Commissioners ‘Break Ground’ on $1.8M Expansion of EOC, 911 Facility
The Bucks County Commissioners on Thursday joined county Emergency Management officials to break ground on a $1.8 million modernization project at the county’s Emergency Services building in Ivyland.
Slated for completion next year, the enhancements will expand and update the existing Emergency Operations Center (EOC) to create a more efficient work environment optimized for modern disaster response.
“It became clear to all three commissioners early in the pandemic, when this building was ground zero for not just the disaster response, but also for a lot of our public messaging, that this facility badly needed some upgrades,” said county Commissioner Chair Bob Harvie. “Last summer’s flooding, tornadoes and hurricane only underscored that need.”
When activated, the EOC serves as the county’s emergency response nerve center during response and recovery from disasters – both natural and manmade – that require the mobilization and coordination of multiple emergency services, government and nonprofit agencies.
Changes to the facility will triple available meeting spaces and update technology, allowing multiple teams working on different aspects of a disaster response to meet and coordinate simultaneously – including with county 911, as well as outside agencies – without disruption to other efforts.
Planned improvements also include a press briefing room and a designated space for fielding and responding to public inquiry.
“In retrospect it seems obvious that we might need a dedicated space to brief the media and the public, or that more than one team might need a meeting space at one time,” Harvie added. “But unfortunately, that capacity was lacking under this facility’s existing design.”
Construction costs for the project are budgeted at $1.38 million.
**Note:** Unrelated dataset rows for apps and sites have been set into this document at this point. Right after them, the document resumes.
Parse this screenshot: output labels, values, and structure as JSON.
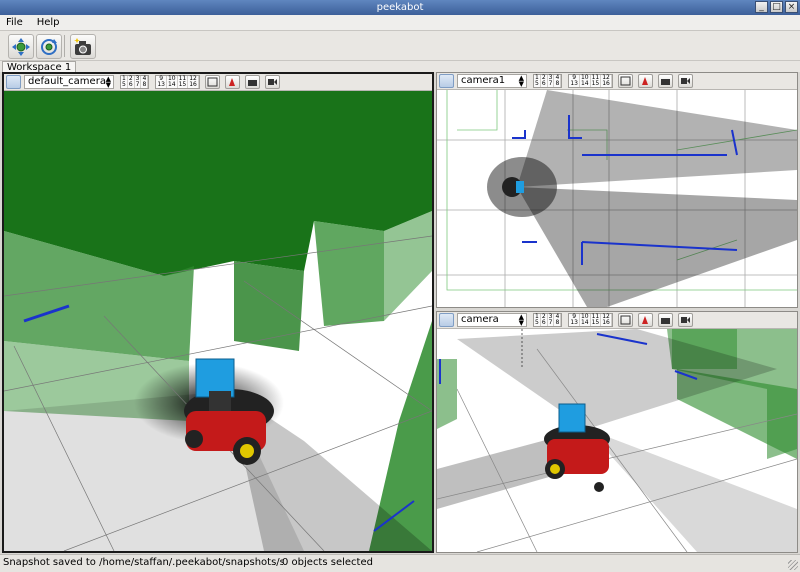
{
  "window": {
    "title": "peekabot",
    "buttons": [
      "_",
      "□",
      "×"
    ]
  },
  "menu": {
    "items": [
      "File",
      "Help"
    ]
  },
  "toolbar": {
    "icons": [
      "move-icon",
      "rotate-icon",
      "snapshot-camera-icon"
    ]
  },
  "tabs": [
    {
      "label": "Workspace 1"
    }
  ],
  "views": {
    "main": {
      "camera": "default_camera"
    },
    "top_right": {
      "camera": "camera1"
    },
    "bottom_right": {
      "camera": "camera"
    }
  },
  "viewport_grid": [
    "1",
    "2",
    "3",
    "4",
    "5",
    "6",
    "7",
    "8",
    "9",
    "10",
    "11",
    "12",
    "13",
    "14",
    "15",
    "16"
  ],
  "view_tools": [
    "save-view-icon",
    "orthographic-icon",
    "camera-snapshot-icon",
    "record-icon"
  ],
  "status": {
    "message": "Snapshot saved to /home/staffan/.peekabot/snapshots/snapshot",
    "selection": "0 objects selected"
  },
  "colors": {
    "title_bar": "#4a6fab",
    "wall": "#2e8b2e",
    "laser": "#1a33cc",
    "robot_body": "#c41a1a",
    "robot_sensor": "#1f9de0"
  }
}
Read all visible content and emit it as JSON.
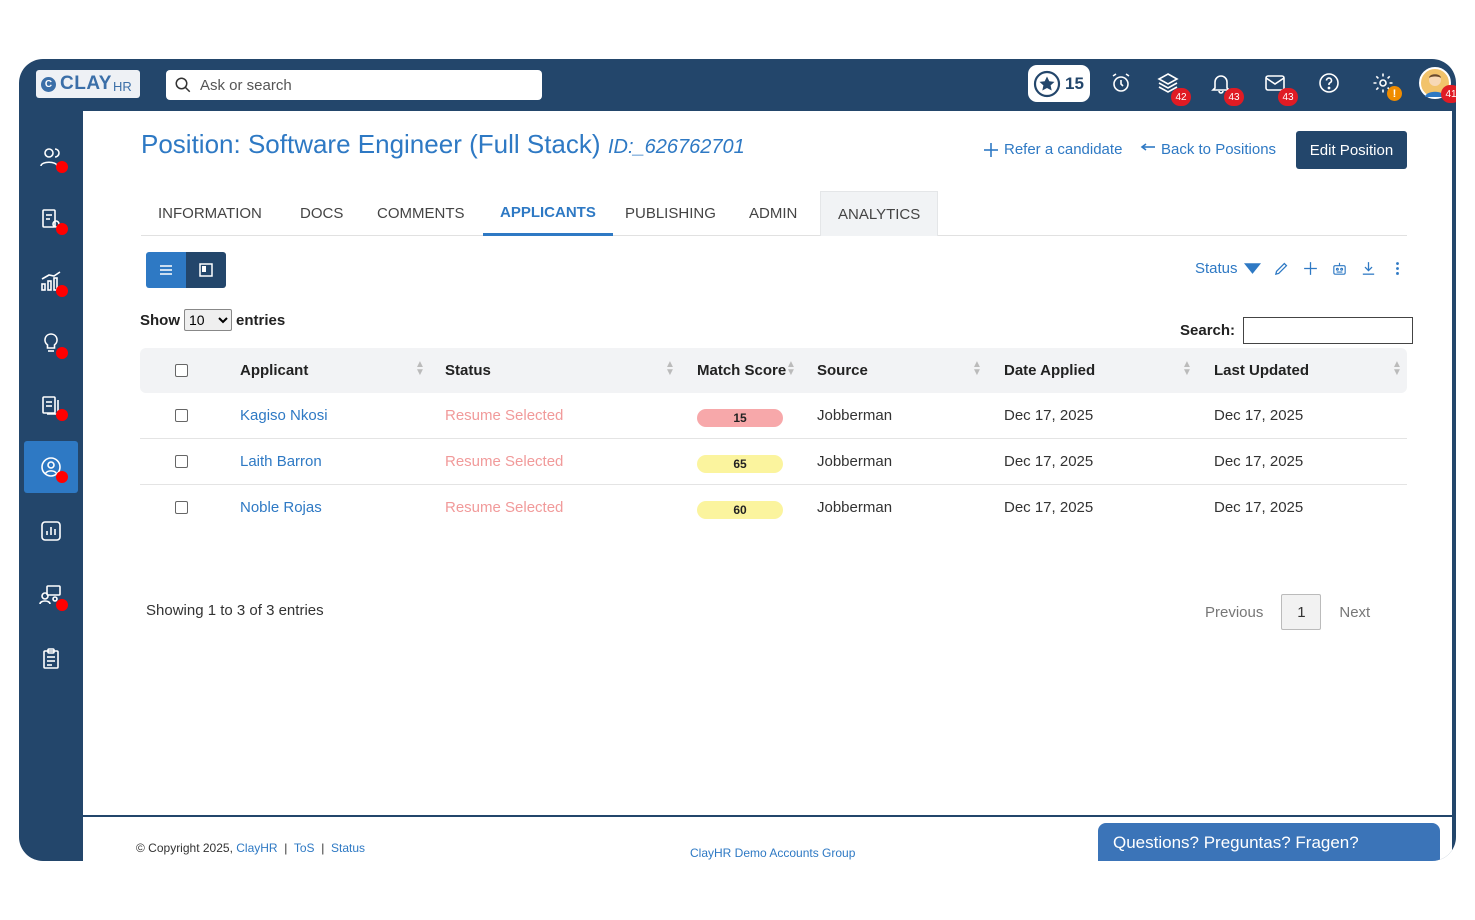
{
  "brand": {
    "name": "CLAY",
    "suffix": "HR",
    "mark": "C"
  },
  "search": {
    "placeholder": "Ask or search"
  },
  "topbar": {
    "stars_count": "15",
    "badges": {
      "layers": "42",
      "bell": "43",
      "mail": "43",
      "settings": "!",
      "avatar": "41"
    }
  },
  "position": {
    "title": "Position: Software Engineer (Full Stack)",
    "id": "ID:_626762701",
    "refer_label": "Refer a candidate",
    "back_label": "Back to Positions",
    "edit_label": "Edit Position"
  },
  "tabs": [
    "INFORMATION",
    "DOCS",
    "COMMENTS",
    "APPLICANTS",
    "PUBLISHING",
    "ADMIN",
    "ANALYTICS"
  ],
  "active_tab": "APPLICANTS",
  "toolbar": {
    "status_label": "Status"
  },
  "table_controls": {
    "show_label": "Show",
    "entries_value": "10",
    "entries_label": "entries",
    "search_label": "Search:"
  },
  "table": {
    "columns": [
      "Applicant",
      "Status",
      "Match Score",
      "Source",
      "Date Applied",
      "Last Updated"
    ],
    "rows": [
      {
        "applicant": "Kagiso Nkosi",
        "status": "Resume Selected",
        "score": "15",
        "source": "Jobberman",
        "applied": "Dec 17, 2025",
        "updated": "Dec 17, 2025"
      },
      {
        "applicant": "Laith Barron",
        "status": "Resume Selected",
        "score": "65",
        "source": "Jobberman",
        "applied": "Dec 17, 2025",
        "updated": "Dec 17, 2025"
      },
      {
        "applicant": "Noble Rojas",
        "status": "Resume Selected",
        "score": "60",
        "source": "Jobberman",
        "applied": "Dec 17, 2025",
        "updated": "Dec 17, 2025"
      }
    ]
  },
  "pagination": {
    "info": "Showing 1 to 3 of 3 entries",
    "previous": "Previous",
    "page": "1",
    "next": "Next"
  },
  "footer": {
    "copyright": "© Copyright 2025,",
    "company_link": "ClayHR",
    "tos": "ToS",
    "status": "Status",
    "center": "ClayHR Demo Accounts Group",
    "help": "Questions? Preguntas? Fragen?"
  },
  "colors": {
    "navy": "#23466b",
    "accent": "#2e79c4",
    "score_low": "#f7a8aa",
    "score_mid": "#fbf49e",
    "status_text": "#f19a9a",
    "notification": "#e01b24"
  },
  "sidebar_icons": [
    "people-icon",
    "document-gear-icon",
    "chart-growth-icon",
    "lightbulb-icon",
    "copy-document-icon",
    "user-circle-icon",
    "bar-chart-icon",
    "team-board-icon",
    "checklist-icon"
  ]
}
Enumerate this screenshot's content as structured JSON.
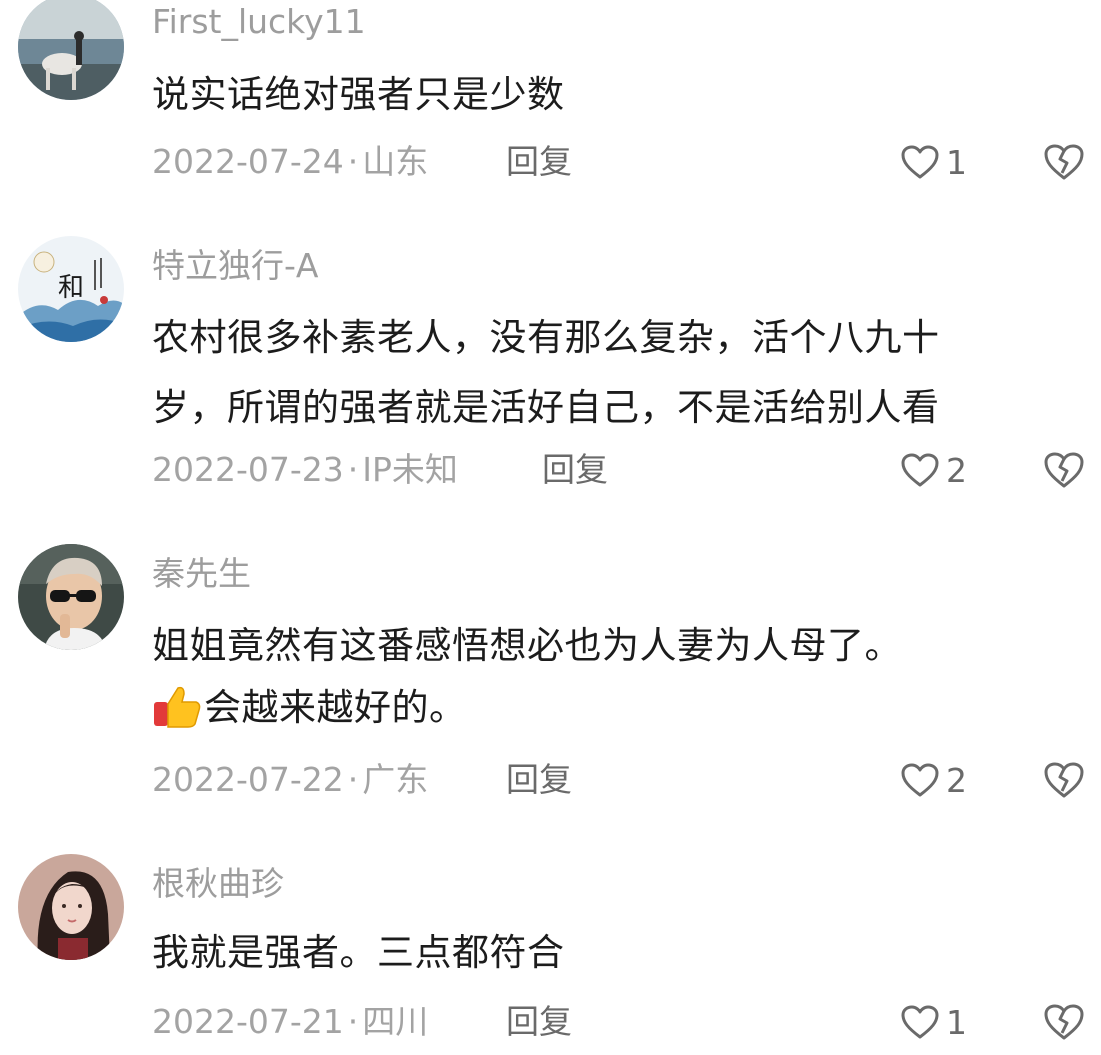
{
  "comments": [
    {
      "username": "First_lucky11",
      "lines": [
        "说实话绝对强者只是少数"
      ],
      "date": "2022-07-24",
      "location": "山东",
      "reply_label": "回复",
      "likes": "1"
    },
    {
      "username": "特立独行-A",
      "lines": [
        "农村很多补素老人，没有那么复杂，活个八九十",
        "岁，所谓的强者就是活好自己，不是活给别人看"
      ],
      "date": "2022-07-23",
      "location": "IP未知",
      "reply_label": "回复",
      "likes": "2"
    },
    {
      "username": "秦先生",
      "lines": [
        "姐姐竟然有这番感悟想必也为人妻为人母了。",
        "会越来越好的。"
      ],
      "date": "2022-07-22",
      "location": "广东",
      "reply_label": "回复",
      "likes": "2"
    },
    {
      "username": "根秋曲珍",
      "lines": [
        "我就是强者。三点都符合"
      ],
      "date": "2022-07-21",
      "location": "四川",
      "reply_label": "回复",
      "likes": "1"
    }
  ],
  "separator": "·",
  "icons": {
    "like": "heart-outline-icon",
    "dislike": "broken-heart-icon",
    "emoji": "thumbs-up-emoji"
  },
  "colors": {
    "username": "#9d9d9d",
    "meta": "#a3a3a3",
    "action": "#6a6a6a",
    "text": "#1c1c1c"
  }
}
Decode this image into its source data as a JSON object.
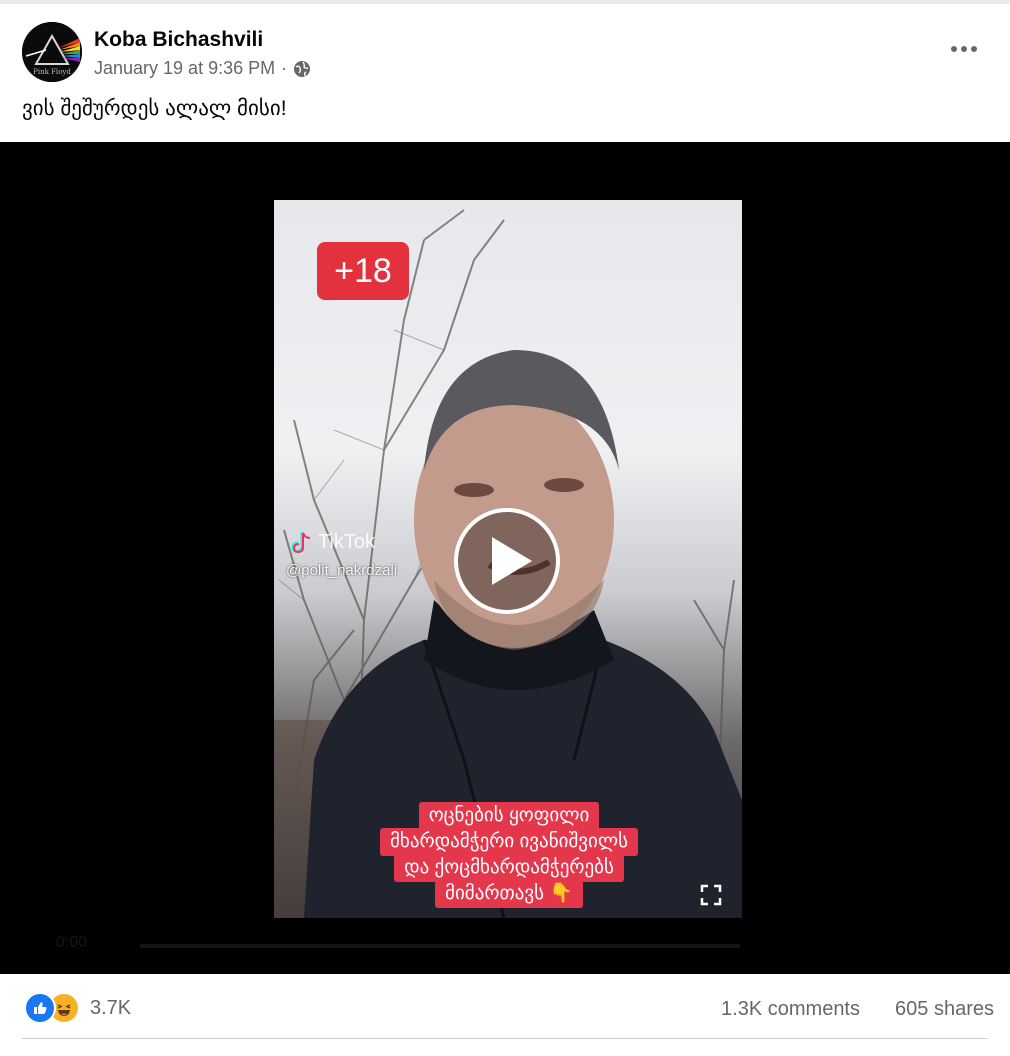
{
  "post": {
    "author": "Koba Bichashvili",
    "timestamp": "January 19 at 9:36 PM",
    "separator": "·",
    "privacy_icon": "globe-icon",
    "text": "ვის შეშურდეს ალალ მისი!",
    "avatar_text": "Pink Floyd"
  },
  "video": {
    "age_badge": "+18",
    "watermark_brand": "TikTok",
    "watermark_handle": "@polit_nakrdzali",
    "caption_lines": [
      "ოცნების ყოფილი",
      "მხარდამჭერი ივანიშვილს",
      "და ქოცმხარდამჭერებს",
      "მიმართავს 👇"
    ],
    "time": "0:00"
  },
  "stats": {
    "reactions_count": "3.7K",
    "reaction_icons": [
      "like-icon",
      "haha-icon"
    ],
    "comments": "1.3K comments",
    "shares": "605 shares"
  },
  "colors": {
    "facebook_blue": "#1877f2",
    "badge_red": "#e3313e",
    "caption_red": "#e5374c",
    "secondary_text": "#65676b"
  }
}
Technology and security upgrades are estimated to cost another $385,000. The county is paying for the improvements with federal COVID relief and Homeland Security funds.
The Board of Commissioners unanimously approved funding for construction during its May 18 public meeting.
“Each and every service our staff provides from this building is critical to keeping Bucks County safe,” said Emergency Services Director Audrey Kenny. “The Commissioners’ continued investment in us, and shared commitment to our cause empowers our Emergency Services and Emergency Management teams to be the best in the business.”
Construction is expected to last eight to 10 months, during which time the Emergency Operations Center will be housed within the Bucks County Health Department. To minimize disruption to 911 operations, the county’s emergency dispatchers will work out of an alternate facility in Doylestown.
The county has contracted with the following firms on this project: Holstein White, Inc. (Engineer); Matthew V. Piotrowski Architect, LLC (Architect); Magnum, Inc. (General Contractor); Palman Electric, Inc. (Electrical Contractor); Hirschberg Mechanical (Mechanical and Plumbing Contractor); Guy M. Cooper, Inc. (Fire Protection Contractor).